and universities and across multiple functional areas: (Design chemical speciation
Python programs for dissolution and crystal growth of sparingly soluble
salts, processing thermal aging models for conducting polymers, electrochemistry,
synthesis of organic conducting polymers, crystallization, biological
mineralization & demineralization, formulation of nano-detergents
& microemulsions for application in lubricants).

I have a degree in Chemistry, two years of post graduate research background in advanced technology materials, also experience in preparing TiO2 nano-tubes under potentiostatic conditions for water splitting
and solar cells applications and experience in Hard X-rays: EXAFS & XANES
data analysis of  CaCO3 crystalline and amorphous polymorphs (estimating inter-atomic
distances between Ca, C, and O and their coordination numbers by parameterising the
EXAFS equation and by using the DEMETER package).

My scientific endeavours were first initiated in the field of Solid State Physics during my
postgraduate Diploma Thesis project entitled “Thermal aging of conducting polymers
doped with ZnO nanocrystals”. This was an exciting project and I worked towards the
synthesis of conducting organic polymers (Polyaniline and Polypyrrole) doped with
inorganic impurities (ZnO) which have many applications as substrates in photovoltaic
cells and batteries. Organic Photovoltaic (OPV) Cells have many advantages compared
with the traditional inorganic PV cells. We can refer the advantages of easy construction,
the low cost and that they are friendly to the environment.

I have also first-hand experience with the synthesis and characterization of biomaterials and the thermodynamic analyses of crystallization phenomena in biological conditions ( pH=7.4, Ionic
strength = 0.15 Mol/L and T = 37 degrees Celsius). The experiments were conducted under constant
supersaturation (precipitation) or undersaturation (dissolution), constant pH and temperature
(plethostatic conditions), in an attempt to elucidate the effects of additives
(water soluble polyelectrolytes, lipids) in the crystal growth rates and the morphology of
hydroxyapatite, and his metastable phases: (octacalcium phosphate, dicalcium phosphate
dihydrate, tricalcium phosphate, amorphous calcium phosphates).

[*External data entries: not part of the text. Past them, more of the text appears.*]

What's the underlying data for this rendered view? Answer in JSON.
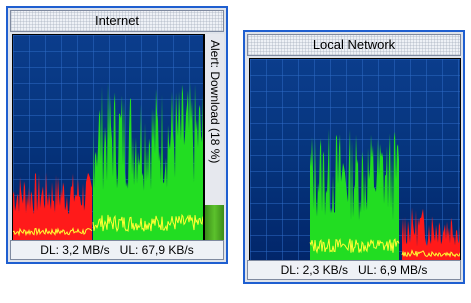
{
  "colors": {
    "download": "#ff1a1a",
    "upload": "#22dd22",
    "grid": "#2f6cc8",
    "peak": "#ffff33"
  },
  "internet": {
    "title": "Internet",
    "status_dl": "DL: 3,2 MB/s",
    "status_ul": "UL: 67,9 KB/s",
    "alert_text": "Alert: Download (18 %)",
    "alert_level": 0.18
  },
  "local": {
    "title": "Local Network",
    "status_dl": "DL: 2,3 KB/s",
    "status_ul": "UL: 6,9 MB/s"
  }
}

On the other hand, I had the opportunity to study the rigorous transformation of vaterite (stabilized with
poly-electrolyte additives in the supersaturated CaCO3 working solutions) and aragonite (stabilized
with Mg2+) to calcite. However, there are also other forms of calcium carbonate
that include water in their chemical structure (CaCO3 · 1H2O and CaCO3 · 6H2O) that
unfortunately it is very difficult to be isolated. CaCO3 scale deposits play crucial role in
industrial applications and in the biomineralization (the process by which sea organisms
build their “hard parts”).

The process of learning is never – ending. As one goes on to learn new things
one realizes that there are many more things which one needs to learn to quench one’s
thirst of knowledge. During the course of post – graduate studies I have learnt many
things but have also realized that I need to learn more in order to advance the frontiers
in my field of interest. My plans are to continue working hard and to accomplish as much
as possible on studying new kinds of low voltage organic field effect transistors in order
to facilitate a detailed understanding of more sensitive detection methods and improved
investigation of traces of volatile organic chemicals.